Don't include any picture when you restate the data word for word.

Supplied material Start Marker

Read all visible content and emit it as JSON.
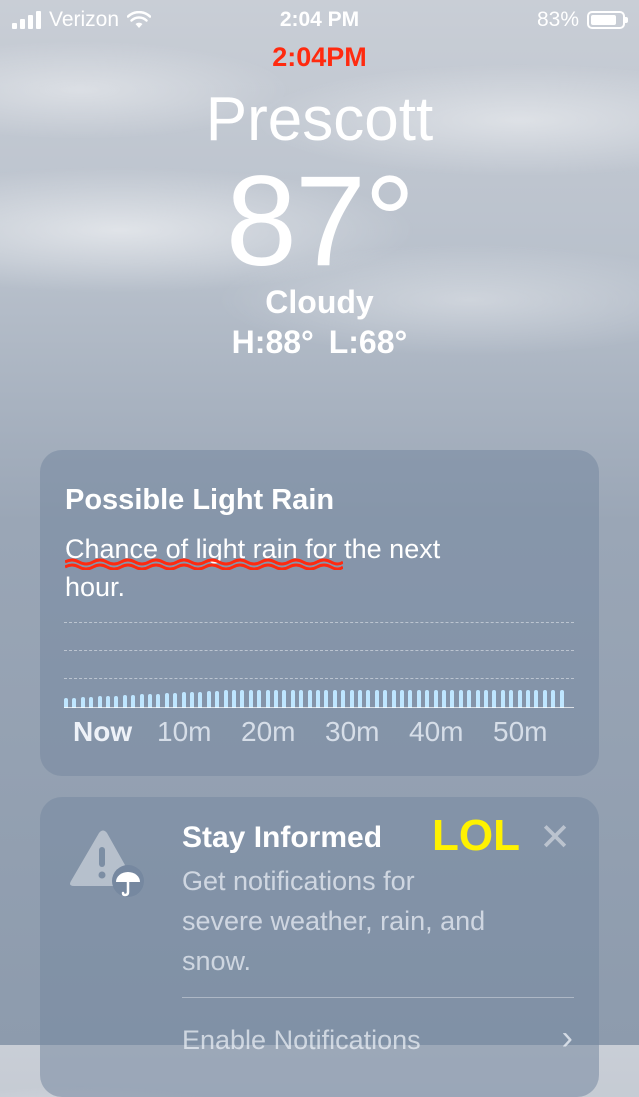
{
  "status_bar": {
    "carrier": "Verizon",
    "time": "2:04 PM",
    "battery_percent": "83%",
    "battery_level": 0.83
  },
  "annotation_time": "2:04PM",
  "weather": {
    "city": "Prescott",
    "temperature": "87°",
    "condition": "Cloudy",
    "high_low": "H:88° L:68°"
  },
  "rain_card": {
    "title": "Possible Light Rain",
    "description": "Chance of light rain for the next hour.",
    "axis_labels": [
      "Now",
      "10m",
      "20m",
      "30m",
      "40m",
      "50m"
    ]
  },
  "info_card": {
    "title": "Stay Informed",
    "annotation": "LOL",
    "description": "Get notifications for severe weather, rain, and snow.",
    "action_label": "Enable Notifications"
  },
  "colors": {
    "annotation_red": "#ff2a0f",
    "annotation_yellow": "#fff200",
    "rain_bar": "#bfe6ff"
  }
}
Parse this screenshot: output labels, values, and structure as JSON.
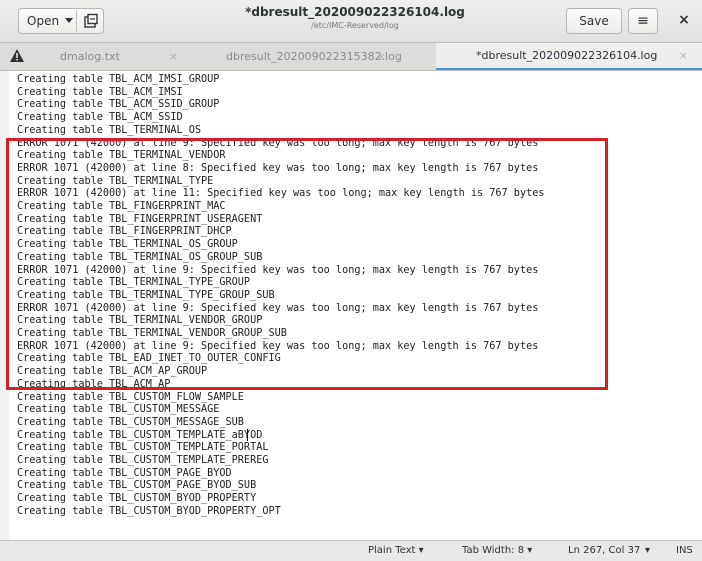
{
  "header": {
    "open_label": "Open",
    "title": "*dbresult_202009022326104.log",
    "subtitle": "/etc/IMC-Reserved/log",
    "save_label": "Save",
    "menu_glyph": "≡",
    "close_glyph": "×"
  },
  "tabs": [
    {
      "label": "dmalog.txt",
      "warning": true,
      "active": false
    },
    {
      "label": "dbresult_202009022315382.log",
      "warning": false,
      "active": false
    },
    {
      "label": "*dbresult_202009022326104.log",
      "warning": false,
      "active": true
    }
  ],
  "editor": {
    "lines": [
      "Creating table TBL_ACM_IMSI_GROUP",
      "Creating table TBL_ACM_IMSI",
      "Creating table TBL_ACM_SSID_GROUP",
      "Creating table TBL_ACM_SSID",
      "Creating table TBL_TERMINAL_OS",
      "ERROR 1071 (42000) at line 9: Specified key was too long; max key length is 767 bytes",
      "Creating table TBL_TERMINAL_VENDOR",
      "ERROR 1071 (42000) at line 8: Specified key was too long; max key length is 767 bytes",
      "Creating table TBL_TERMINAL_TYPE",
      "ERROR 1071 (42000) at line 11: Specified key was too long; max key length is 767 bytes",
      "Creating table TBL_FINGERPRINT_MAC",
      "Creating table TBL_FINGERPRINT_USERAGENT",
      "Creating table TBL_FINGERPRINT_DHCP",
      "Creating table TBL_TERMINAL_OS_GROUP",
      "Creating table TBL_TERMINAL_OS_GROUP_SUB",
      "ERROR 1071 (42000) at line 9: Specified key was too long; max key length is 767 bytes",
      "Creating table TBL_TERMINAL_TYPE_GROUP",
      "Creating table TBL_TERMINAL_TYPE_GROUP_SUB",
      "ERROR 1071 (42000) at line 9: Specified key was too long; max key length is 767 bytes",
      "Creating table TBL_TERMINAL_VENDOR_GROUP",
      "Creating table TBL_TERMINAL_VENDOR_GROUP_SUB",
      "ERROR 1071 (42000) at line 9: Specified key was too long; max key length is 767 bytes",
      "Creating table TBL_EAD_INET_TO_OUTER_CONFIG",
      "Creating table TBL_ACM_AP_GROUP",
      "Creating table TBL_ACM_AP",
      "Creating table TBL_CUSTOM_FLOW_SAMPLE",
      "Creating table TBL_CUSTOM_MESSAGE",
      "Creating table TBL_CUSTOM_MESSAGE_SUB",
      "Creating table TBL_CUSTOM_TEMPLATE_aBYOD",
      "Creating table TBL_CUSTOM_TEMPLATE_PORTAL",
      "Creating table TBL_CUSTOM_TEMPLATE_PREREG",
      "Creating table TBL_CUSTOM_PAGE_BYOD",
      "Creating table TBL_CUSTOM_PAGE_BYOD_SUB",
      "Creating table TBL_CUSTOM_BYOD_PROPERTY",
      "Creating table TBL_CUSTOM_BYOD_PROPERTY_OPT"
    ]
  },
  "status": {
    "syntax": "Plain Text",
    "tab_width": "Tab Width: 8",
    "position": "Ln 267, Col 37",
    "mode": "INS"
  },
  "colors": {
    "highlight_border": "#d4202a",
    "active_tab_underline": "#4a90d9"
  }
}
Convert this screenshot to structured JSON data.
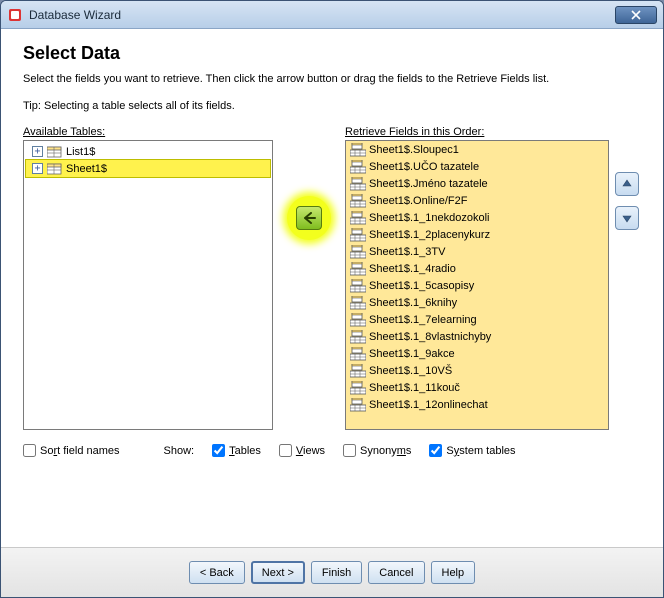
{
  "window": {
    "title": "Database Wizard"
  },
  "page": {
    "heading": "Select Data",
    "description": "Select the fields you want to retrieve. Then click the arrow button or drag the fields to the Retrieve Fields list.",
    "tip": "Tip: Selecting a table selects all of its fields."
  },
  "labels": {
    "available_tables": "Available Tables:",
    "retrieve_fields": "Retrieve Fields in this Order:",
    "show": "Show:"
  },
  "available_tables": [
    {
      "label": "List1$",
      "expanded": false,
      "selected": false
    },
    {
      "label": "Sheet1$",
      "expanded": false,
      "selected": true
    }
  ],
  "retrieve_fields": [
    "Sheet1$.Sloupec1",
    "Sheet1$.UČO tazatele",
    "Sheet1$.Jméno tazatele",
    "Sheet1$.Online/F2F",
    "Sheet1$.1_1nekdozokoli",
    "Sheet1$.1_2placenykurz",
    "Sheet1$.1_3TV",
    "Sheet1$.1_4radio",
    "Sheet1$.1_5casopisy",
    "Sheet1$.1_6knihy",
    "Sheet1$.1_7elearning",
    "Sheet1$.1_8vlastnichyby",
    "Sheet1$.1_9akce",
    "Sheet1$.1_10VŠ",
    "Sheet1$.1_11kouč",
    "Sheet1$.1_12onlinechat"
  ],
  "options": {
    "sort_field_names": {
      "label": "Sort field names",
      "checked": false
    },
    "tables": {
      "label": "Tables",
      "checked": true
    },
    "views": {
      "label": "Views",
      "checked": false
    },
    "synonyms": {
      "label": "Synonyms",
      "checked": false
    },
    "system_tables": {
      "label": "System tables",
      "checked": true
    }
  },
  "buttons": {
    "back": "< Back",
    "next": "Next >",
    "finish": "Finish",
    "cancel": "Cancel",
    "help": "Help"
  }
}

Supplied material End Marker

[Expected output]:
Read all visible content and emit it as JSON.
{
  "status_bar": {
    "carrier": "Verizon",
    "time": "2:04 PM",
    "battery_percent": "83%",
    "battery_level": 0.83
  },
  "annotation_time": "2:04PM",
  "weather": {
    "city": "Prescott",
    "temperature": "87°",
    "condition": "Cloudy",
    "high_low": "H:88° L:68°"
  },
  "rain_card": {
    "title": "Possible Light Rain",
    "description": "Chance of light rain for the next hour.",
    "axis_labels": [
      "Now",
      "10m",
      "20m",
      "30m",
      "40m",
      "50m"
    ]
  },
  "info_card": {
    "title": "Stay Informed",
    "annotation": "LOL",
    "description": "Get notifications for severe weather, rain, and snow.",
    "action_label": "Enable Notifications"
  },
  "colors": {
    "annotation_red": "#ff2a0f",
    "annotation_yellow": "#fff200",
    "rain_bar": "#bfe6ff"
  }
}
Parse this screenshot: output labels, values, and structure as JSON.
{
  "header": {
    "open_label": "Open",
    "title": "*dbresult_202009022326104.log",
    "subtitle": "/etc/IMC-Reserved/log",
    "save_label": "Save",
    "menu_glyph": "≡",
    "close_glyph": "×"
  },
  "tabs": [
    {
      "label": "dmalog.txt",
      "warning": true,
      "active": false
    },
    {
      "label": "dbresult_202009022315382.log",
      "warning": false,
      "active": false
    },
    {
      "label": "*dbresult_202009022326104.log",
      "warning": false,
      "active": true
    }
  ],
  "editor": {
    "lines": [
      "Creating table TBL_ACM_IMSI_GROUP",
      "Creating table TBL_ACM_IMSI",
      "Creating table TBL_ACM_SSID_GROUP",
      "Creating table TBL_ACM_SSID",
      "Creating table TBL_TERMINAL_OS",
      "ERROR 1071 (42000) at line 9: Specified key was too long; max key length is 767 bytes",
      "Creating table TBL_TERMINAL_VENDOR",
      "ERROR 1071 (42000) at line 8: Specified key was too long; max key length is 767 bytes",
      "Creating table TBL_TERMINAL_TYPE",
      "ERROR 1071 (42000) at line 11: Specified key was too long; max key length is 767 bytes",
      "Creating table TBL_FINGERPRINT_MAC",
      "Creating table TBL_FINGERPRINT_USERAGENT",
      "Creating table TBL_FINGERPRINT_DHCP",
      "Creating table TBL_TERMINAL_OS_GROUP",
      "Creating table TBL_TERMINAL_OS_GROUP_SUB",
      "ERROR 1071 (42000) at line 9: Specified key was too long; max key length is 767 bytes",
      "Creating table TBL_TERMINAL_TYPE_GROUP",
      "Creating table TBL_TERMINAL_TYPE_GROUP_SUB",
      "ERROR 1071 (42000) at line 9: Specified key was too long; max key length is 767 bytes",
      "Creating table TBL_TERMINAL_VENDOR_GROUP",
      "Creating table TBL_TERMINAL_VENDOR_GROUP_SUB",
      "ERROR 1071 (42000) at line 9: Specified key was too long; max key length is 767 bytes",
      "Creating table TBL_EAD_INET_TO_OUTER_CONFIG",
      "Creating table TBL_ACM_AP_GROUP",
      "Creating table TBL_ACM_AP",
      "Creating table TBL_CUSTOM_FLOW_SAMPLE",
      "Creating table TBL_CUSTOM_MESSAGE",
      "Creating table TBL_CUSTOM_MESSAGE_SUB",
      "Creating table TBL_CUSTOM_TEMPLATE_aBYOD",
      "Creating table TBL_CUSTOM_TEMPLATE_PORTAL",
      "Creating table TBL_CUSTOM_TEMPLATE_PREREG",
      "Creating table TBL_CUSTOM_PAGE_BYOD",
      "Creating table TBL_CUSTOM_PAGE_BYOD_SUB",
      "Creating table TBL_CUSTOM_BYOD_PROPERTY",
      "Creating table TBL_CUSTOM_BYOD_PROPERTY_OPT"
    ]
  },
  "status": {
    "syntax": "Plain Text",
    "tab_width": "Tab Width: 8",
    "position": "Ln 267, Col 37",
    "mode": "INS"
  },
  "colors": {
    "highlight_border": "#d4202a",
    "active_tab_underline": "#4a90d9"
  }
}
Convert this screenshot to structured JSON data.
{
  "window": {
    "title": "Database Wizard"
  },
  "page": {
    "heading": "Select Data",
    "description": "Select the fields you want to retrieve. Then click the arrow button or drag the fields to the Retrieve Fields list.",
    "tip": "Tip: Selecting a table selects all of its fields."
  },
  "labels": {
    "available_tables": "Available Tables:",
    "retrieve_fields": "Retrieve Fields in this Order:",
    "show": "Show:"
  },
  "available_tables": [
    {
      "label": "List1$",
      "expanded": false,
      "selected": false
    },
    {
      "label": "Sheet1$",
      "expanded": false,
      "selected": true
    }
  ],
  "retrieve_fields": [
    "Sheet1$.Sloupec1",
    "Sheet1$.UČO tazatele",
    "Sheet1$.Jméno tazatele",
    "Sheet1$.Online/F2F",
    "Sheet1$.1_1nekdozokoli",
    "Sheet1$.1_2placenykurz",
    "Sheet1$.1_3TV",
    "Sheet1$.1_4radio",
    "Sheet1$.1_5casopisy",
    "Sheet1$.1_6knihy",
    "Sheet1$.1_7elearning",
    "Sheet1$.1_8vlastnichyby",
    "Sheet1$.1_9akce",
    "Sheet1$.1_10VŠ",
    "Sheet1$.1_11kouč",
    "Sheet1$.1_12onlinechat"
  ],
  "options": {
    "sort_field_names": {
      "label": "Sort field names",
      "checked": false
    },
    "tables": {
      "label": "Tables",
      "checked": true
    },
    "views": {
      "label": "Views",
      "checked": false
    },
    "synonyms": {
      "label": "Synonyms",
      "checked": false
    },
    "system_tables": {
      "label": "System tables",
      "checked": true
    }
  },
  "buttons": {
    "back": "< Back",
    "next": "Next >",
    "finish": "Finish",
    "cancel": "Cancel",
    "help": "Help"
  }
}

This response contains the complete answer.